Strong Majority of Latino/as hold compassionate views on abortion

Strong Majority of Latino/as hold compassionate views on abortion

Wednesday, January 18, 2012
Press Release

A new survey conducted by Lake Research Partners found that strong majorities of Latino voters opposed politicians interfering in personal, private decisions about abortion, affirmed that they would offer support to a close friend or family member who had an abortion, and are willing to disagree with church leaders on abortion.

Nearly seven in ten Latino voters agreed with the statement, "even though church leaders take a position against abortion, when it comes to the law, I believe it should remain legal." This groundbreaking poll, conducted on behalf of the National Latina Institute for Reproductive Health and the Reproductive Health Technologies Project, sheds new light on Latino/a attitudes by going beyond legality to gauge feelings related to judgment and support around abortion and a woman’s decision to end a pregnancy.

“This is a watershed moment for the Latina/o community as it provides, for the first time, hard data which defies long held stereotypes about Latina/os and reproductive health," said Jessica González-Rojas, Executive Director of NLIRH. "This poll underscores the important role of Latino/a's in the national debate about access to reproductive health care."

Latino/a voters might reject judgmental attitudes toward abortion or a woman who has an abortion, with nearly three in four Latino/a registered voters agreeing that we should not judge someone who feels they are not ready to be a parent.

"Too often stigmatizing and judgmental language has dominated the public discourse about abortion, and this poll demonstrates that the most politically engaged Latino/a's are seeking a more empathetic approach," said Liza Fuentes, Fellow at City University of New York Institute for Demographic Research and RHTP Board member.

The research shows that there are widespread misconceptions about Latino/a attitudes and reproductive choice.

“This really opens up a new way to engage Latinos on reproductive health issues,” said Celinda Lake, president of Lake Research Partners. “We should abandon outdated stereotypes about Latinos and abortion, and embrace a more compassionate, less judgmental approach that puts abortion in the context of our close friends and family members.”

Key findings from the poll include:

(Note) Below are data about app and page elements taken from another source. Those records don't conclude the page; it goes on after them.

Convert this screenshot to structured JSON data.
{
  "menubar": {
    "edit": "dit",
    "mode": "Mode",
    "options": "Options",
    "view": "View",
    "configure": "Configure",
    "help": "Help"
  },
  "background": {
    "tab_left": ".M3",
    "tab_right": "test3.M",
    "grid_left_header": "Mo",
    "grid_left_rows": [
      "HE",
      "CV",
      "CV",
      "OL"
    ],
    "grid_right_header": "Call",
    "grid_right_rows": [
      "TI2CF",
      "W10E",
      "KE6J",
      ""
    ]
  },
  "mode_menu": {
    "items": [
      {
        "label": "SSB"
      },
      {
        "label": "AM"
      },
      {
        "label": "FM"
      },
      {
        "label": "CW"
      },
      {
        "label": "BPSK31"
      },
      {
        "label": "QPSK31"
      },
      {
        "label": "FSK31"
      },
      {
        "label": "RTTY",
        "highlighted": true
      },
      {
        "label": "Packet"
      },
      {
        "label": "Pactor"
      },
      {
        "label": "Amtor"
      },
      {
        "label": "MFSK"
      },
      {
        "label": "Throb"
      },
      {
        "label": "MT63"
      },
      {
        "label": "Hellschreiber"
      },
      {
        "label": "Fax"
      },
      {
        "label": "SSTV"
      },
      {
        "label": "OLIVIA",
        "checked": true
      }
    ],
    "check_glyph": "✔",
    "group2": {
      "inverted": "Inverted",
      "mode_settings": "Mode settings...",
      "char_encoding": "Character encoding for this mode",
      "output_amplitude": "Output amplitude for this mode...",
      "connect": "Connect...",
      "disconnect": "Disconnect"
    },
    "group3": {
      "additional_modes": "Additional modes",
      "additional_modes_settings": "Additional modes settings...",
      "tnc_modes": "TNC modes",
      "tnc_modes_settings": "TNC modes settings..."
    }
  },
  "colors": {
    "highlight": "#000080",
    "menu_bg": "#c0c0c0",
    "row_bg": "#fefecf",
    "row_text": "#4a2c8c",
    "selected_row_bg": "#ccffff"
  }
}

  • A strong majority of Latino registered voters – 74 percent – agree that a woman has a right to make her own personal, private decisions about abortion without politicians interfering. More than half (57 percent) strongly agrees with the statement. Fewer than one in five Latino voters disagree (18 percent).
  • Nearly three in four Latino registered voters (73 percent) agree that we should not judge someone who feels they are not ready to be a parent. More than half (57 percent) strongly agrees with this statement.
  • Two-thirds of Latino voters (67 percent) say they would give support to a close friend or family member who had an abortion. More than four in ten (43 percent) say they would provide a lot of support. A minority (23 percent) says they would not feel comfortable offering support.
  • Most Latino voters seem willing to disagree with church leaders on the legality of abortion. Nearly seven in ten (68 percent) agree with the statement “even though church leaders take a position against abortion, when it comes to the law, I believe it should remain legal.”
  • Finally, a majority of Latino voters agree that money should not determine access to abortion. Sixty-one percent agree that the amount of money a woman has or does not have should not determine whether she could have an abortion when she needs one.

The poll memo can be found at latinainstitute.org/latinopoll as well as poll methodology.

New Lake Research poll finds majority of Latino/as willing to deviate from opinions by their church leaders on the legality of abortion
Beth Newcomer, beth@caminopr.com 212-255-2575